> [What you will do] Only a number is wanted: how many lines in these records contain the word "JSON"?

(Web page and app entries)

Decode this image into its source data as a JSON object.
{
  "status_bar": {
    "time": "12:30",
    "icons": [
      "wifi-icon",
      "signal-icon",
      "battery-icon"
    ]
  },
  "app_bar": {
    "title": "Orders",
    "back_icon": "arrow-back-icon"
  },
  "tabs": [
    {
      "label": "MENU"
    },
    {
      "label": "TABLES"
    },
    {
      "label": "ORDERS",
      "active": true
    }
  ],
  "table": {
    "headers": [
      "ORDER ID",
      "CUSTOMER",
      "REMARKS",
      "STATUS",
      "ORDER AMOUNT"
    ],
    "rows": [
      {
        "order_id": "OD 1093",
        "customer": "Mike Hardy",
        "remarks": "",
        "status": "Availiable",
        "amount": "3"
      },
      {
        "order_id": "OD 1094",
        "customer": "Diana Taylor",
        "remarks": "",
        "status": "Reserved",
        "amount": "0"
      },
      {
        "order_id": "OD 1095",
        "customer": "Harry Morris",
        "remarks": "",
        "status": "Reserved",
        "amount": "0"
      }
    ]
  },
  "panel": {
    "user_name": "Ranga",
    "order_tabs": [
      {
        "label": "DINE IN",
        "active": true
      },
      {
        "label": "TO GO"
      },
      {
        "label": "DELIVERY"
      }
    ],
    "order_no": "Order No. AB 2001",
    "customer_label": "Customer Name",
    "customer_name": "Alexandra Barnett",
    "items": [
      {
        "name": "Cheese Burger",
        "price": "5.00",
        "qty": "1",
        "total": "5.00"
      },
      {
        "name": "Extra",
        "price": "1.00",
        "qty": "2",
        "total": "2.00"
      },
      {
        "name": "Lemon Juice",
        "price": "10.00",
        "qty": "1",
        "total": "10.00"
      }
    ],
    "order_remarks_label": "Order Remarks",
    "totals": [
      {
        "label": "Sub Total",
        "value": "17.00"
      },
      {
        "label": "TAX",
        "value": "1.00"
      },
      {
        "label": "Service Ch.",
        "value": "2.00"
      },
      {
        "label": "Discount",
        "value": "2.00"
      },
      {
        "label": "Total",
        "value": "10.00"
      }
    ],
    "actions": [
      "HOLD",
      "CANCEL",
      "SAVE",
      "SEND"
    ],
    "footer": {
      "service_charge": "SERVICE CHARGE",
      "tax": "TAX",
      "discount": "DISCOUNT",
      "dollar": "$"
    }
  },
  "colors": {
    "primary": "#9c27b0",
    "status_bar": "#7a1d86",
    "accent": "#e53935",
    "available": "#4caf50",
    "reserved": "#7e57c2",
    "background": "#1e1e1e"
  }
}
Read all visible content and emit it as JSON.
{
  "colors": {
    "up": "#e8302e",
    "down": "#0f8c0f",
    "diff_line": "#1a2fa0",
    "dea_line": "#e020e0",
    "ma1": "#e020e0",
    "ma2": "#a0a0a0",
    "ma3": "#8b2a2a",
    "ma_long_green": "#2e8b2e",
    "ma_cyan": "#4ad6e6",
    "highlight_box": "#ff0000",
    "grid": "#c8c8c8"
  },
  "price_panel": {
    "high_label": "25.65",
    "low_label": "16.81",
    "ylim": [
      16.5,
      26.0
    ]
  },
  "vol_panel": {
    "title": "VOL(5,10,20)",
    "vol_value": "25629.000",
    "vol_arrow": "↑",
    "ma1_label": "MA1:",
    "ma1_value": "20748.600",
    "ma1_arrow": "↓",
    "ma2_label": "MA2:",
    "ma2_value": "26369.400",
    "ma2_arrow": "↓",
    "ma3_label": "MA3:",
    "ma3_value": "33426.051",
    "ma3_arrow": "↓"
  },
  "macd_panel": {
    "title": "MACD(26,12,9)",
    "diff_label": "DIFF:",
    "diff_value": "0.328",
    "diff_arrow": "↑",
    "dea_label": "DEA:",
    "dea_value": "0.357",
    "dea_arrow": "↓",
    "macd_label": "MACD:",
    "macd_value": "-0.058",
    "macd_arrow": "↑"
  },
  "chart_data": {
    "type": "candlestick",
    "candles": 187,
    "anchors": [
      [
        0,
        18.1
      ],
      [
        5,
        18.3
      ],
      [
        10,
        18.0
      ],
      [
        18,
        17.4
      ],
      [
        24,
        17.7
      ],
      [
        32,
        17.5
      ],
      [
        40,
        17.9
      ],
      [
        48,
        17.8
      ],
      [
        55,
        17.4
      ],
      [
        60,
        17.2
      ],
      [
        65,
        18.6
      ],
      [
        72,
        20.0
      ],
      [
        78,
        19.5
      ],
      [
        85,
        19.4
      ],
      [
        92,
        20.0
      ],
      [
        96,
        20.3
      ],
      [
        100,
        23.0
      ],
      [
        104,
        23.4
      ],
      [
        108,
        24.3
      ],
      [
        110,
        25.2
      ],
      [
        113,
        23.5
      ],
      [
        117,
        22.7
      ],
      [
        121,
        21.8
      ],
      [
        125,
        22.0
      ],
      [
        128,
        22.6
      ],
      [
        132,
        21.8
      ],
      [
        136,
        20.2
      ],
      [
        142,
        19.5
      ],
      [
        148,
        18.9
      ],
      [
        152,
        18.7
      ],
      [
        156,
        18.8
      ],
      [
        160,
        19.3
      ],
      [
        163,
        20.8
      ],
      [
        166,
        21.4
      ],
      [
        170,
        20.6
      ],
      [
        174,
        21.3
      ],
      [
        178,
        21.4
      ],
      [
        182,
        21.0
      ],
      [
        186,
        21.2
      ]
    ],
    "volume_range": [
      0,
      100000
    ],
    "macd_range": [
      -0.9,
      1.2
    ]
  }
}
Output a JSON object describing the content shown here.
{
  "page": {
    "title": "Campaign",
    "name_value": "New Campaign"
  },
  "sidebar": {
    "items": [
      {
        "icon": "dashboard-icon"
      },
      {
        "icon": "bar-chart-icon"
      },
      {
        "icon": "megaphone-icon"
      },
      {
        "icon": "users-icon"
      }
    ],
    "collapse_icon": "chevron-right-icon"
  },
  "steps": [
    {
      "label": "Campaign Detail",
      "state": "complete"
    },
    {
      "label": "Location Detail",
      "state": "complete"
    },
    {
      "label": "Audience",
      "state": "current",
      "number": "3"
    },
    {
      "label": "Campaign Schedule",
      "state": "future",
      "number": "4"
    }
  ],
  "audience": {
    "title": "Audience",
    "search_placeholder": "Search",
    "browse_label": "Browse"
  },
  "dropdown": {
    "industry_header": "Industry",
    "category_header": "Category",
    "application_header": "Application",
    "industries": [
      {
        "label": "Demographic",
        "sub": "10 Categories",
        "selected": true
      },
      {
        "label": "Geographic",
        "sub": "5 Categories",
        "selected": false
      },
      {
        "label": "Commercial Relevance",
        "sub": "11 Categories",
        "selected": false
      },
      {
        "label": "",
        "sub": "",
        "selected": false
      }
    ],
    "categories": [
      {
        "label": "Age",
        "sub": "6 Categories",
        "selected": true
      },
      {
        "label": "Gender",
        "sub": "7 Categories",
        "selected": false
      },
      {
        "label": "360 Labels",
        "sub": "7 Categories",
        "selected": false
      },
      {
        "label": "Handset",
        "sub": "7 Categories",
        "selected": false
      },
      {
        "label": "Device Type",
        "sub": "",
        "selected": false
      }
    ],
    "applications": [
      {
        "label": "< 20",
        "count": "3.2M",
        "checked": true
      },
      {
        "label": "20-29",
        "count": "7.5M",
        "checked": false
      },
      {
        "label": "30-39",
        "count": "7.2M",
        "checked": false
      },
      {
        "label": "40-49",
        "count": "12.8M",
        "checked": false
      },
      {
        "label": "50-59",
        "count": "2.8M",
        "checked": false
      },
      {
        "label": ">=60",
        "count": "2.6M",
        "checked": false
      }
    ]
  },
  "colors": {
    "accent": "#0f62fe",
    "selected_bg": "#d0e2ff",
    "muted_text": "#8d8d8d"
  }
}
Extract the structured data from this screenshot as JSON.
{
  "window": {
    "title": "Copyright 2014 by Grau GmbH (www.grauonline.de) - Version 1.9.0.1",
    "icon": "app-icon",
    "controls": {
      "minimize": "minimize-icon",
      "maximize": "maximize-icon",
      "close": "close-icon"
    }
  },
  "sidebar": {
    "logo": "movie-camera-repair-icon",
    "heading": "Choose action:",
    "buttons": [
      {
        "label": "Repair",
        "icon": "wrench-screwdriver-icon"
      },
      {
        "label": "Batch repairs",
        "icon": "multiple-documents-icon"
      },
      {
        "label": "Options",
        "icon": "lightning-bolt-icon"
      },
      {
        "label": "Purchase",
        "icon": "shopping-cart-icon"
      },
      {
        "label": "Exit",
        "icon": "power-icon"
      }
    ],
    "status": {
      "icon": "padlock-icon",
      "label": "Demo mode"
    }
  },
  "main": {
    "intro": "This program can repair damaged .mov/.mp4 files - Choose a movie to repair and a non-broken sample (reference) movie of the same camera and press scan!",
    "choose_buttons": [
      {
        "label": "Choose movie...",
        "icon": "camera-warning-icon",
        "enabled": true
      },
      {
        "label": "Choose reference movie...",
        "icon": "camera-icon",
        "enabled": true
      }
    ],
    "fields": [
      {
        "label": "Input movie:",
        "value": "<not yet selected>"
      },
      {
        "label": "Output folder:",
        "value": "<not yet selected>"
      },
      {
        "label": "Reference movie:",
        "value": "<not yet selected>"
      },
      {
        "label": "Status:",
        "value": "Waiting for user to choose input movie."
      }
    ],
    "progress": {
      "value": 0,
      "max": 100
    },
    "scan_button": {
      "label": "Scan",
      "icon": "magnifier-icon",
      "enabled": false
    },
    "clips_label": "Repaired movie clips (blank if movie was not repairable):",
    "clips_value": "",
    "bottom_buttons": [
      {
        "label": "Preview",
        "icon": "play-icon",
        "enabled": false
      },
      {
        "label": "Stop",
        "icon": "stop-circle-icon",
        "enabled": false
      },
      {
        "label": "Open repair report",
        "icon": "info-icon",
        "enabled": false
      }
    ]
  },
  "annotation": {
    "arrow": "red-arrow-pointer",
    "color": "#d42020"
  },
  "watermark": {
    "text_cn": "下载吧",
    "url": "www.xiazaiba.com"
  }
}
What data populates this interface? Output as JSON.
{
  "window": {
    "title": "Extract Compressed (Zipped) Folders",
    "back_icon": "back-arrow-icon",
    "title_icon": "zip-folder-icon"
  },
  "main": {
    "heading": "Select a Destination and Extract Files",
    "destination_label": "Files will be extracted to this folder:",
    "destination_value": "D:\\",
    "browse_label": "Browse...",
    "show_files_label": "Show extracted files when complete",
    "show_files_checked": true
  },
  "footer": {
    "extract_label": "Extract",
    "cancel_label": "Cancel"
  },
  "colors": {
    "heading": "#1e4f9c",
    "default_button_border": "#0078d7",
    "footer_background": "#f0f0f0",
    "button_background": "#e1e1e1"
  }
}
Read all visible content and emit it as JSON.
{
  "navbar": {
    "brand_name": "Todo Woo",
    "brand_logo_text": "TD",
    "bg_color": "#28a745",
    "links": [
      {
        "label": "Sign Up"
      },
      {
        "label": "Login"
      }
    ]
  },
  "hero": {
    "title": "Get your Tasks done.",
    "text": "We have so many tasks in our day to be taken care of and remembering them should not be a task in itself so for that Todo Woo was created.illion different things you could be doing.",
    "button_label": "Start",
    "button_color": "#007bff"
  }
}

> [Solution to this exercise] 6